I’m sitting at my desk at home determined to come out of this with at least one good idea to write about. There is an idea out there. I know it. So where can I find one?
Gaming is sort of like a quick-fix sub for reading. It distracts me from the current problem while exposing me to the works of others. Sometimes I’m in a gaming session and a bit of narrative will stick in my mind. More often than that, the mechanics of the game is a refreshing stimulus. If I’m playing a military strategy game, groups of units can serve as placeholders. By looking at their relationship to each other, a light can go off in my head on how I can organize a fictional civilization in my own writing. In terms of narrative elements, ripping entire plotlines is, of course, out of the question. It’s more about keeping an open mind to small details. In the Starcraft games, for instance, the Protoss are perhaps the most advanced species in the universe, but their arrogance opened their world to invasion and now they’re essentially homeless. That juxtaposition of might and a nomadic existent can serve as the starting point of a completely original story.
Games only go so far. They give you the hint of an idea. Documentaries give ideas in their entirety. If you go this route, I strongly recommend looking at each documentary individually or a group of related programs. Watching a few programs on time travel can help you build up ideas for a time travel story, but if you then try adding space exploration, zombies, and genetic engineering into the mix you’re going to end up with a steaming mess. You’re going to try being too many things to too many people at the same time.
Pinterest, DeviantArt, and Basically Everything Visual

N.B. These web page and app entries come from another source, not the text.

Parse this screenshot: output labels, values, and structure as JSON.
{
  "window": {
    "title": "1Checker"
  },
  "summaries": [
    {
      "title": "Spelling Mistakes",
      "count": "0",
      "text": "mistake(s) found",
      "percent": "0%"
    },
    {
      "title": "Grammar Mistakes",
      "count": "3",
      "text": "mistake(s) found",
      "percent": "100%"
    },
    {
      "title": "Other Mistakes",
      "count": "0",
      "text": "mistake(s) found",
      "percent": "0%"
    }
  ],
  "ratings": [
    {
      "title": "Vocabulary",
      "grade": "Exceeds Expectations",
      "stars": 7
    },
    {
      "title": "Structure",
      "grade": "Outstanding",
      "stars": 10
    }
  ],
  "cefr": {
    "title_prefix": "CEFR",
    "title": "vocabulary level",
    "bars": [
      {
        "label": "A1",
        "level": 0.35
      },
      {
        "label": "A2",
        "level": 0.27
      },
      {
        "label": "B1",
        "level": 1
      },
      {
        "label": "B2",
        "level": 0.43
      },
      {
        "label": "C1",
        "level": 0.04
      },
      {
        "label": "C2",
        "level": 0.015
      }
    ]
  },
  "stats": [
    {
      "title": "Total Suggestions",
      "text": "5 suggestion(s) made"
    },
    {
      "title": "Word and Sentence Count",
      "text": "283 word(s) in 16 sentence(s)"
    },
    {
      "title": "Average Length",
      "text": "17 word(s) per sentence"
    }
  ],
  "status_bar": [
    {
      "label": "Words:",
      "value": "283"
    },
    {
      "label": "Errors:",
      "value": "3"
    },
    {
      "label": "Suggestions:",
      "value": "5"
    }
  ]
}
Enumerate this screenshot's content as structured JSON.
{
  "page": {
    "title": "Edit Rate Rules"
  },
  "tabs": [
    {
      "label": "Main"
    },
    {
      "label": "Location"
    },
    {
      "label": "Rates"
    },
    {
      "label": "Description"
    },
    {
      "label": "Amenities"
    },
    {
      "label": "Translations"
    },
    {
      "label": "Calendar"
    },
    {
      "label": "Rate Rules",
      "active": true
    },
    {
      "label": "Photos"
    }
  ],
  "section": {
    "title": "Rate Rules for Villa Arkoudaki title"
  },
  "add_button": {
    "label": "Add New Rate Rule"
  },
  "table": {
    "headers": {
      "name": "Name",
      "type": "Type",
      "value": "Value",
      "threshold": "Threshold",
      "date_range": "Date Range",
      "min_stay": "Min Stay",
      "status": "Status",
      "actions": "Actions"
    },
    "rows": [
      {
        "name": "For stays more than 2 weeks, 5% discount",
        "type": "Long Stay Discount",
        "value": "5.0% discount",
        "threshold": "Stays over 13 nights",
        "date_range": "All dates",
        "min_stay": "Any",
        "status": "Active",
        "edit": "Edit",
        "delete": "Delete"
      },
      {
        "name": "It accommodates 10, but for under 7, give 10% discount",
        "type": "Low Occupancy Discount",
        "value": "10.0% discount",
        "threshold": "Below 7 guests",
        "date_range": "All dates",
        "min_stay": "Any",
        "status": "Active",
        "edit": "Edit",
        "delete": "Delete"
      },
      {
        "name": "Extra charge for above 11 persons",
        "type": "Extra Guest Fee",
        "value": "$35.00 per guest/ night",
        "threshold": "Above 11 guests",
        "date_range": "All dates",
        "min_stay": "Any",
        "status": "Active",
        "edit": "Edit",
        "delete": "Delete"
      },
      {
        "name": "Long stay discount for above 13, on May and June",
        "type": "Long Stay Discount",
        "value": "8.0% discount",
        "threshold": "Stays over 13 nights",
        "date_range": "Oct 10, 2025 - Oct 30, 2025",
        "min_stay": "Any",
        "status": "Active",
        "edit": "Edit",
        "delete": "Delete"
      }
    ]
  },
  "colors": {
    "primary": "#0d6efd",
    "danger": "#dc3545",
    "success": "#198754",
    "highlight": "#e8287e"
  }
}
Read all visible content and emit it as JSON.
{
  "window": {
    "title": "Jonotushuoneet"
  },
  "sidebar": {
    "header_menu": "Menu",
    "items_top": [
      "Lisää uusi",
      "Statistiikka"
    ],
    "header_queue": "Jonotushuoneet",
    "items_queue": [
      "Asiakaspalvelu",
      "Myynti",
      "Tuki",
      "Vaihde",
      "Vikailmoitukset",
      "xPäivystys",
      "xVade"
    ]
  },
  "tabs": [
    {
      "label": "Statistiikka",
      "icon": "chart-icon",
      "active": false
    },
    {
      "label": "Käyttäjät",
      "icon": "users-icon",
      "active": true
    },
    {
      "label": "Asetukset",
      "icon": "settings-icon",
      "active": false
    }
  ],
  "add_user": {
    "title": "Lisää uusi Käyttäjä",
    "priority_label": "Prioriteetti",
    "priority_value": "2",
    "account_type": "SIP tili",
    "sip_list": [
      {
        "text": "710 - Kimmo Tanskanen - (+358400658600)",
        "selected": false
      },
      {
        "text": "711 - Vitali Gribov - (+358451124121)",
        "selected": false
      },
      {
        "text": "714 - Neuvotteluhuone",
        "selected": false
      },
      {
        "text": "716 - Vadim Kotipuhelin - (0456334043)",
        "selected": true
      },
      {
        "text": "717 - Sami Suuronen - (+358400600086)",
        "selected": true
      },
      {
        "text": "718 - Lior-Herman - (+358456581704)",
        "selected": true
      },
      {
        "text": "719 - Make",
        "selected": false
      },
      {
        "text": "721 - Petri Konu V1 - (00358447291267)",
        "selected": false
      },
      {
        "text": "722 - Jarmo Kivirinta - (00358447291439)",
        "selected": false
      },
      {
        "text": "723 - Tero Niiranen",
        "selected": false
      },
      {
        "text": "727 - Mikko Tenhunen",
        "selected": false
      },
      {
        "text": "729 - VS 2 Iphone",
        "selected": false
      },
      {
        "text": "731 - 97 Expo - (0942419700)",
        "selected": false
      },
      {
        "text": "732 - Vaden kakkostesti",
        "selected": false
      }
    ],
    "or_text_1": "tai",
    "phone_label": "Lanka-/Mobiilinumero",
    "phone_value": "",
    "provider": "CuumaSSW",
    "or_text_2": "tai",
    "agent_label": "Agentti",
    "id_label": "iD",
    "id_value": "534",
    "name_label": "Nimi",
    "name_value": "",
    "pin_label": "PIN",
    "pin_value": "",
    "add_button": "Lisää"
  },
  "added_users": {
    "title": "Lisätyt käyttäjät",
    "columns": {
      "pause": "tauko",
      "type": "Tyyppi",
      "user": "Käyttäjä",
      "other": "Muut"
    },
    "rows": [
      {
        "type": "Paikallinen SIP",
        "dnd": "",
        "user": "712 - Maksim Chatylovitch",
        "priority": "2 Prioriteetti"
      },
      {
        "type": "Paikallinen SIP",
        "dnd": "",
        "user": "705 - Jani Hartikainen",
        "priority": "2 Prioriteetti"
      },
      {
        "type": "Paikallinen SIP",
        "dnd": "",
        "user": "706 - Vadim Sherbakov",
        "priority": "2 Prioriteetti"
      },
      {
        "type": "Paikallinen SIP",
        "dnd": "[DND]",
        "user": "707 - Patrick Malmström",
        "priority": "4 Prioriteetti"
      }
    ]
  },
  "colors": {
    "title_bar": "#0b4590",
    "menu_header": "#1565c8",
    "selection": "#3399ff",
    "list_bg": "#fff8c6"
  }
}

Doug Chiang, the art director for The Phantom Menace, once said you can take all the rejected concept art from the film and make up a completely new story from it. I’ve been a big fan of concept art with Star Wars, Lord of the Rings, and District 9 showing the most creativity. The Star Wars cross-sections books are wonderful, letting my mind’s eye explore places the film’s camera never went to. The same goes for websites like DeviantArt where artists have galleries so detailed and rich that they have illustrated their own universes. And at the risk of sounding old as fuck, I’ve only today started exploring Pinterest and realizing how powerful a tool it is in saving and organizing inspiration online.
One thing I must keep in mind through all this is how raw everything is. None of the ideas I write down are fully formed stories. Most are mere situations. Coming up with a viable story is the real hurdle.